Legislative power resides with the parliament (Folketinget) in which the prime minister and government ministers head departments. Judicial authority lies with the courts of justice.
The Folketinget consists of 175 elected members. Greenland and the Faroe Islands each elect two further members. 135 seats are allocated by proportional representation of ten districts while a further 40 are allocated using the Sainte-Lague method. Elections are held every four years but the prime minister may ask the monarch to call for an election at any time.
The Danish system has traditionally led to coalition governments.
Those over the age of 18 are eligible to vote.
Although a member of the EU, Denmark has not become a member of the European single currency.
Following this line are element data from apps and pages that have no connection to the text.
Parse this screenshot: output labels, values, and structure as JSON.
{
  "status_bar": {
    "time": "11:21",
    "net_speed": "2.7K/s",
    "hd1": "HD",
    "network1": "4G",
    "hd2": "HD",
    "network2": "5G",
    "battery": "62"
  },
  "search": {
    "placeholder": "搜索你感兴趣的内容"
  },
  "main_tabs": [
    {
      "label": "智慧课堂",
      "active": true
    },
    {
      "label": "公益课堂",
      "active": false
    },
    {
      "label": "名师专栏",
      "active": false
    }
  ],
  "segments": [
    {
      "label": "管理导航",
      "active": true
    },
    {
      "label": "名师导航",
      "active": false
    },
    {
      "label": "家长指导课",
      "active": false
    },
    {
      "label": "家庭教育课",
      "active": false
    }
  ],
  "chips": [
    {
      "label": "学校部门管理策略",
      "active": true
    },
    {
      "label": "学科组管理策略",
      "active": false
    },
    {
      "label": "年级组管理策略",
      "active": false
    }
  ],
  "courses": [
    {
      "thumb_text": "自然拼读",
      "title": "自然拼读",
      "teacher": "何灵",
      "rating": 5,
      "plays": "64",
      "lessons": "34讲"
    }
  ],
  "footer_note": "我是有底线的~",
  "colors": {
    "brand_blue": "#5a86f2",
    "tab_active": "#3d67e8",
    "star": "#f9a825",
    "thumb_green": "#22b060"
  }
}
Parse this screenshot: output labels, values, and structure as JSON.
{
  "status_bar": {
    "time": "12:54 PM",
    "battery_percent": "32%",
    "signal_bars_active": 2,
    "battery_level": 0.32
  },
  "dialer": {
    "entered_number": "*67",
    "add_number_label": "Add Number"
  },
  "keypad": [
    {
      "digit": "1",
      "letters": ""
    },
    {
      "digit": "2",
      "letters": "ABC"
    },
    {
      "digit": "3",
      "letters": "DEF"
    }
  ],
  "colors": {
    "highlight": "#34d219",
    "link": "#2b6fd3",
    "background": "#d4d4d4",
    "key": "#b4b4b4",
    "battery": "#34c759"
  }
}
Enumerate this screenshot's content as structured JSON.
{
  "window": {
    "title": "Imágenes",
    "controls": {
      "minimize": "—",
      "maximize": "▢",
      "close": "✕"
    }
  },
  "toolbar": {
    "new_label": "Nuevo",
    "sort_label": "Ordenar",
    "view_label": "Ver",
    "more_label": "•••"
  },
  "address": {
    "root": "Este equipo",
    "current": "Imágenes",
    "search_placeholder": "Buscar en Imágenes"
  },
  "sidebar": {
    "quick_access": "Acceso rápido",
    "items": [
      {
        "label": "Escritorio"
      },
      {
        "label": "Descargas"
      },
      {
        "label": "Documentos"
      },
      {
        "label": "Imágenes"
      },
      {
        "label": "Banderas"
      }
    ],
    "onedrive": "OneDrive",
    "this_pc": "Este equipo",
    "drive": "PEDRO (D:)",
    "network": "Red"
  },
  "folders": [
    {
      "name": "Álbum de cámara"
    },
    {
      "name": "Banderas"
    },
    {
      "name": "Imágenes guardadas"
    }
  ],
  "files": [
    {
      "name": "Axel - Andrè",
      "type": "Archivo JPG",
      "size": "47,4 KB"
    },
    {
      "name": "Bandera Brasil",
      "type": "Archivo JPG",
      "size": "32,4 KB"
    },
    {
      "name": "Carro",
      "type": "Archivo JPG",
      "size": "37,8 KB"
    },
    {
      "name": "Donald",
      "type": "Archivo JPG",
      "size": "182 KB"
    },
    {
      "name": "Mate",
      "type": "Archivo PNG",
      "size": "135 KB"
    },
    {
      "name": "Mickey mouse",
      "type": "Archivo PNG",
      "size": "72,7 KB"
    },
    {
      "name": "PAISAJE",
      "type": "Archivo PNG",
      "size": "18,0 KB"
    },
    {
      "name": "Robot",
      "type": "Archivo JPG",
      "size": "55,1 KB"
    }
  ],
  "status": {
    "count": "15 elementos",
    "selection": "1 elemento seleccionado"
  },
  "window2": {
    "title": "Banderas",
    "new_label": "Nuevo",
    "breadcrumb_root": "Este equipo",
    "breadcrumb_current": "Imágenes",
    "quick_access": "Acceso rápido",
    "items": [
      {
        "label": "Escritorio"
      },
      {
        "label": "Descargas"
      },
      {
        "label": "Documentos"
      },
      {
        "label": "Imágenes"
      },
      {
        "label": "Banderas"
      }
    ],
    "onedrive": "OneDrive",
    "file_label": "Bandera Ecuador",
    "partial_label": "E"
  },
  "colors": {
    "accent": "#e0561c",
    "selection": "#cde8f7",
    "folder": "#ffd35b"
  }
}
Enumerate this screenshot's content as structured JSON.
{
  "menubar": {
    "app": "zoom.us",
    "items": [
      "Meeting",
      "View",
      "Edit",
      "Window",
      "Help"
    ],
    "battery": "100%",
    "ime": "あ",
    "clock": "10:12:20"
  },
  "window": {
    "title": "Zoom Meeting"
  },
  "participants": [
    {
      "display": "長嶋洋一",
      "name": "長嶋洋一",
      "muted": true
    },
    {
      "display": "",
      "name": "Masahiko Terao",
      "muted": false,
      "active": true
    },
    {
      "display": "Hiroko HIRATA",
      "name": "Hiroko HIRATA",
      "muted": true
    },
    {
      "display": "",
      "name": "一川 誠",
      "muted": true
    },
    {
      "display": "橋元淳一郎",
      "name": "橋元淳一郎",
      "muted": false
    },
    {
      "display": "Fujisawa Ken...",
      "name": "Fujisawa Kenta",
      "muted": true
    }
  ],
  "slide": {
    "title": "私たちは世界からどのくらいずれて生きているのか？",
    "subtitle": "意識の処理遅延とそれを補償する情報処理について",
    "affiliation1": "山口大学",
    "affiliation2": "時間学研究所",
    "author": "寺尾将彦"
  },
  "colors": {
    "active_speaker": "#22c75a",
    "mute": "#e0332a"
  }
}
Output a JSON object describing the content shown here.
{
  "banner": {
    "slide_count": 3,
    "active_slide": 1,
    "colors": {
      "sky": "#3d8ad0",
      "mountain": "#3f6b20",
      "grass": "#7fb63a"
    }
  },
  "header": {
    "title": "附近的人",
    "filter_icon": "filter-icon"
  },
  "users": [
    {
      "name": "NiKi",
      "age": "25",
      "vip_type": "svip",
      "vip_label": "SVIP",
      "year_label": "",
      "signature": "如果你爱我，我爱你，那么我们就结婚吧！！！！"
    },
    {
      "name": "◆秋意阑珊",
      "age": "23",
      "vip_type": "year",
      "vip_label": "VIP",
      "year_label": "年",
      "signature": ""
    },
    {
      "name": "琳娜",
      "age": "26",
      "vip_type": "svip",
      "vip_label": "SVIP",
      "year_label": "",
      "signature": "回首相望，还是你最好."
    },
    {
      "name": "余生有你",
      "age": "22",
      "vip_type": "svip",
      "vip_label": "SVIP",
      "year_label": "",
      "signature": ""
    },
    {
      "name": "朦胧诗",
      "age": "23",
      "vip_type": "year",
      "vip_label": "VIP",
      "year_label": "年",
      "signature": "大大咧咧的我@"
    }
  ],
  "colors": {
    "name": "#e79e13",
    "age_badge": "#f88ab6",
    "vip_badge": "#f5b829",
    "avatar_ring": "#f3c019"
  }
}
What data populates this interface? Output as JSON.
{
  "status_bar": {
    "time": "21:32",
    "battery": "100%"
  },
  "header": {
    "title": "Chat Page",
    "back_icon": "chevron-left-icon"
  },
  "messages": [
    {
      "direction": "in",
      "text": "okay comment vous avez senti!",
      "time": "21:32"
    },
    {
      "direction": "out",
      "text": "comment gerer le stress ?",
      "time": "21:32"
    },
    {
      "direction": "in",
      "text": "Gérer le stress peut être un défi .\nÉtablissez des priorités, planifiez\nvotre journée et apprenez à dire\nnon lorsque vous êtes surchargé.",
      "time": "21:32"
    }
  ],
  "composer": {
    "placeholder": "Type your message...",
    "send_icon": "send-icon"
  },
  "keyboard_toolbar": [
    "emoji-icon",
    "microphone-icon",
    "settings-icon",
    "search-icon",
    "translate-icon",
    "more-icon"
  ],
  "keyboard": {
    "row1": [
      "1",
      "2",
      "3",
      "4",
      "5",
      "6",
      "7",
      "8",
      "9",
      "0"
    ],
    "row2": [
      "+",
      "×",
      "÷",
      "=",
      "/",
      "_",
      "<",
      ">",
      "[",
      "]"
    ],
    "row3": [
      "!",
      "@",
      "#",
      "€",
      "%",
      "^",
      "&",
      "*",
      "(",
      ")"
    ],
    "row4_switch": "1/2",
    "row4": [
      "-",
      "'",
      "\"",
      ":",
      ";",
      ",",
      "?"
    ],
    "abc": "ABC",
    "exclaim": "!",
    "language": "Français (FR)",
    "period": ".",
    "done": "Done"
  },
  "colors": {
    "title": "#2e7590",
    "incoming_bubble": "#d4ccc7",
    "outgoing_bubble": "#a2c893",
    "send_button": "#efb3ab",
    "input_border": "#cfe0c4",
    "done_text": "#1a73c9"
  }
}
The currency unit of Denmark is the Kroner. It is pegged to the Euro via the ERM II at approximately 7.46 Kroner to the Euro.
Denmark has a mixed market capitalist economy and is well known for its strong welfare state. It has an above average European living standard and ranks number 16 in the world in terms of GDP per capita. According to the Economist, Denmark has one of the most competitive economies in the world with a very flexible labour market, high graduate numbers, the highest minimum wage in the world and conversely, the world's lowest level of income inequality.
With over 2.9 million workers, Denmark has a low unemployment rate of 6.6 percent (2010). Over half of its working population is employed in the public sector. It is a primary exporter of oil, gas, chemicals, machinery, animals and foodstuffs.
It ranks at number six on the global Ease of Doing Business scale but has high corporation and income taxes.
Denmark experiences a temperate climate with mild and windy winters followed by cool summers. It rains in Denmark on average one every three days with the average precipitation being just over 700mm a year. The wettest season is autumn while spring is the driest.
Temperatures in winter are not particularly cold with the mean average for January and February being around 0 degrees C. Summer temperatures average around 15.7 degrees C in August.
The average wind speed across the country is 7m per second.
Interpol considers crime rates in Denmark moderate compared to other industrialised countries. The national police have sole responsibility for internal security.
Although a highly developed western nation with a stable democracy, Denmark remains a target for terrorist activity following threats relating to incidents in 2005. Check government warnings before travelling.
Immigrants and their descendants make up for just under ten percent of the Danish population.
As a member of the EU, citizens of other EU member states are able to travel to, reside and work in Denmark.
Denmark is one of the most active countries in attempting to recruit skilled workers to its shores from around the world with schemes such as The Danish Green Card Scheme, The Positive List and The Pay Limit Scheme.
Denmark was ranked at number 43 in the UNWTO global tourism rankings in 2007 with 4.7 million people travelling to the country. Visitors consist of people mainly from neighbouring countries such as Holland, Belgium, Germany, Sweden and Norway.
Denmark offers sandy beaches and is often marketed as a 'fairytale country', being the oldest kingdom in Europe and home to Hans Christians Andersen. Other tourist attractions include Copenhagen, Odense, numerous castles and windmills, Jelling's rune stones, Legoland, Svend Wiig Hansen's sculpture Men at Sea, rocky seascapes and the ruins of Hammershus.